━━ Dataset extract ━━

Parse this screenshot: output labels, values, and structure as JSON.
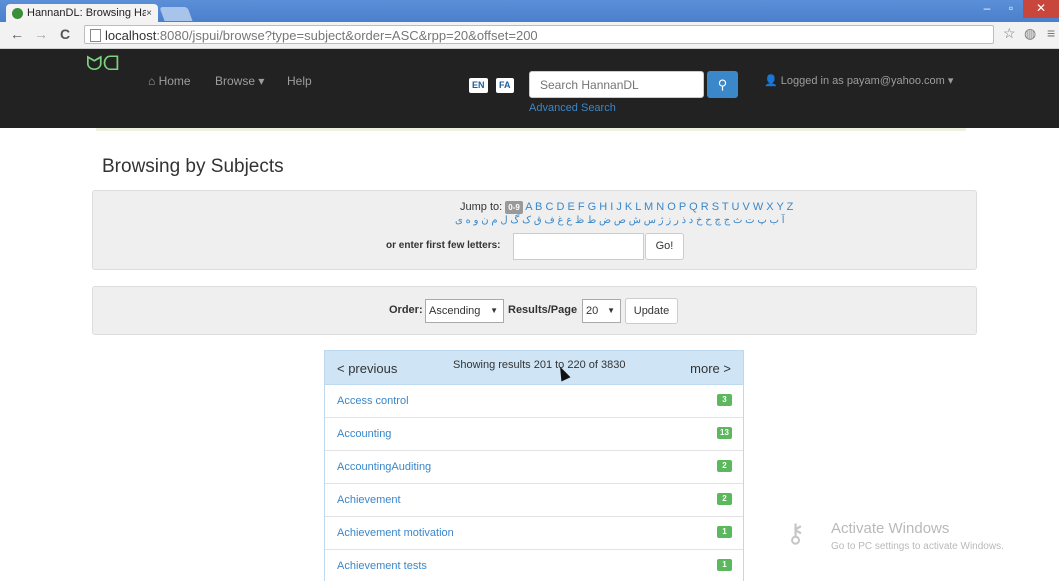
{
  "browser": {
    "tab_title": "HannanDL: Browsing Han",
    "tab_close": "×",
    "url_host": "localhost",
    "url_rest": ":8080/jspui/browse?type=subject&order=ASC&rpp=20&offset=200",
    "back": "←",
    "forward": "→",
    "reload": "C",
    "star": "☆",
    "globe": "◍",
    "menu": "≡",
    "min": "–",
    "max": "▫",
    "close": "✕"
  },
  "header": {
    "logo": "ᗢᗡ",
    "home": "Home",
    "browse": "Browse ▾",
    "help": "Help",
    "lang_en": "EN",
    "lang_fa": "FA",
    "search_placeholder": "Search HannanDL",
    "search_icon": "🔍",
    "advanced": "Advanced Search",
    "user": "Logged in as payam@yahoo.com ▾"
  },
  "page": {
    "title": "Browsing by Subjects",
    "jump_to": "Jump to:",
    "badge_09": "0-9",
    "letters": "A B C D E F G H I J K L M N O P Q R S T U V W X Y Z",
    "arabic_letters": "آ ب پ ت ث ج چ ح خ د ذ ر ز ژ س ش ص ض ط ظ ع غ ف ق ک گ ل م ن و ه ی",
    "enter_label": "or enter first few letters:",
    "go": "Go!",
    "order_label": "Order:",
    "order_value": "Ascending",
    "rpp_label": "Results/Page",
    "rpp_value": "20",
    "update": "Update"
  },
  "results": {
    "prev": "< previous",
    "showing": "Showing results 201 to 220 of 3830",
    "more": "more >",
    "items": [
      {
        "label": "Access control",
        "count": "3"
      },
      {
        "label": "Accounting",
        "count": "13"
      },
      {
        "label": "AccountingAuditing",
        "count": "2"
      },
      {
        "label": "Achievement",
        "count": "2"
      },
      {
        "label": "Achievement motivation",
        "count": "1"
      },
      {
        "label": "Achievement tests",
        "count": "1"
      }
    ]
  },
  "watermark": {
    "title": "Activate Windows",
    "subtitle": "Go to PC settings to activate Windows."
  },
  "colors": {
    "nav_bg": "#222222",
    "link": "#3a87c9",
    "badge": "#5cb85c"
  }
}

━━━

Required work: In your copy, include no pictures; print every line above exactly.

Written answer:
Parse this screenshot: output labels, values, and structure as JSON.
{
  "browser": {
    "tab_title": "HannanDL: Browsing Han",
    "tab_close": "×",
    "url_host": "localhost",
    "url_rest": ":8080/jspui/browse?type=subject&order=ASC&rpp=20&offset=200",
    "back": "←",
    "forward": "→",
    "reload": "C",
    "star": "☆",
    "globe": "◍",
    "menu": "≡",
    "min": "–",
    "max": "▫",
    "close": "✕"
  },
  "header": {
    "logo": "ᗢᗡ",
    "home": "Home",
    "browse": "Browse ▾",
    "help": "Help",
    "lang_en": "EN",
    "lang_fa": "FA",
    "search_placeholder": "Search HannanDL",
    "search_icon": "🔍",
    "advanced": "Advanced Search",
    "user": "Logged in as payam@yahoo.com ▾"
  },
  "page": {
    "title": "Browsing by Subjects",
    "jump_to": "Jump to:",
    "badge_09": "0-9",
    "letters": "A B C D E F G H I J K L M N O P Q R S T U V W X Y Z",
    "arabic_letters": "آ ب پ ت ث ج چ ح خ د ذ ر ز ژ س ش ص ض ط ظ ع غ ف ق ک گ ل م ن و ه ی",
    "enter_label": "or enter first few letters:",
    "go": "Go!",
    "order_label": "Order:",
    "order_value": "Ascending",
    "rpp_label": "Results/Page",
    "rpp_value": "20",
    "update": "Update"
  },
  "results": {
    "prev": "< previous",
    "showing": "Showing results 201 to 220 of 3830",
    "more": "more >",
    "items": [
      {
        "label": "Access control",
        "count": "3"
      },
      {
        "label": "Accounting",
        "count": "13"
      },
      {
        "label": "AccountingAuditing",
        "count": "2"
      },
      {
        "label": "Achievement",
        "count": "2"
      },
      {
        "label": "Achievement motivation",
        "count": "1"
      },
      {
        "label": "Achievement tests",
        "count": "1"
      }
    ]
  },
  "watermark": {
    "title": "Activate Windows",
    "subtitle": "Go to PC settings to activate Windows."
  },
  "colors": {
    "nav_bg": "#222222",
    "link": "#3a87c9",
    "badge": "#5cb85c"
  }
}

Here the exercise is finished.